1 Jesus, full of the Holy Spirit, returned from the Jordan and was led around by the Spirit in the wilderness 2 for forty days, being tempted by the devil. And He ate nothing during those days, and when they had ended, He became hungry… 13 When the devil had finished every temptation, he left Him until an opportune time (Luke 4).
Like any journey, there are highs and lows, twists and turns, bright and dark moments. This week is one of those dark moments in the life of our hero, Jesus. The wilderness temptation is an amazing scene in the life of Christ where we see him plunged into forty days of fasting, isolation, and seemingly unrelenting temptations from Satan himself. It is a picture of endurance, resolve, and dependence upon God in the midst of impossible circumstances.
In the life of any hero, there is always the climatic event of his final victory. There is a sense of assurance that it is going to happen – otherwise, he wouldn’t be much of a hero. But the thing that keeps us on our toes and at the edge of our seat is the nearly impossible tasks and obstacles that the hero overcomes on his journey in order to achieve final victory. Which means that it is not just the final event that makes a hero, but also the journey it took in order to get there. The wilderness temptation is just one of those massive moments in the life of Christ that makes him the unique hero of humanity.
Lets consider a couple issues in order to help us appreciate this story. First, this is not a story primarily teaching you and me how to resist temptation. Instead, this is a story of how Christ uniquely resisted the enemy’s temptations in order to defeat Him. Usually when we are tempted it is from our own sinful flesh, but Jesus was tempted from Satan himself. Also, when we are tempted, we are not looking for it; it comes to us. But Christ went into the heart of the wilderness in order to face the enemy on is own turf. Like the first battle in an on going war, Christ went into enemy territory in order to negotiate the terms of the enemy’s defeat and the release of his people.
So what do we see in this story? In Luke’s gospel account, in between Jesus’ baptism and wilderness temptation, is a detailed genealogy connecting Jesus all the way back to Adam – the first man. Now, why is this significant? It is significant because in this story Luke is making a critical connection between Christ and Adam. You see Luke is going to show how Christ resisted all the temptations in the wilderness where Adam failed in the Garden of Eden when he ate the forbidden fruit. Not only did he succeed where Adam failed, but he did it while hungry and alone. This exchange is critical because it makes Christ our new representative. In Adam there is only sin and condemnation, but in Christ there is freedom and victory. Paul said it this way in Romans 5:19 “For as through the one man’s disobedience [Adam] the many were made sinners, even so through the obedience of the One [Jesus] the many will be made righteous.”
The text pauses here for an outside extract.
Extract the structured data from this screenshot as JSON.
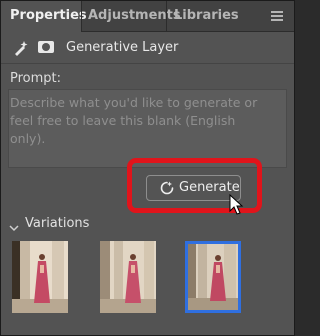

Not every temptation is the same to every person. Each one is unique to someone’s personal preference of circumstance – and this story is no exception of that. For instance, the first temptation to turn stones into bread is not a test to be immoral; instead, it is a trick to try and get Jesus to give in to food like Adam did in the Garden. Where Adam became disobedient by taking and eating, Jesus means to be obedient by not taking and not eating.
His second temptation of seeing all the kingdoms of the world is interesting. The enemy knows why Jesus has come; he is going to win back what Adam lost – dominion over creation. The Devil, the god of this world, offers back to Jesus what is rightfully his – if he would simply worship him. This is a temptation to take the easy way out; to walk the journey of least resistance and to avoid the cross. But Jesus didn’t give in.
The third temptation to throw himself from the temple is also peculiar. But just like in the Garden of Eden, Satan is distorting the word of God in order to get Jesus to give in. But Jesus calls his bluff and corrects his misquoting of scripture. Where Adam (Israel and every other human after him) had failed and fallen, Jesus obeyed God’s word perfectly and effectively resisted temptation. It is because of Jesus’ unique resistance to these powerful temptations that makes him our unique hero and our only Savior.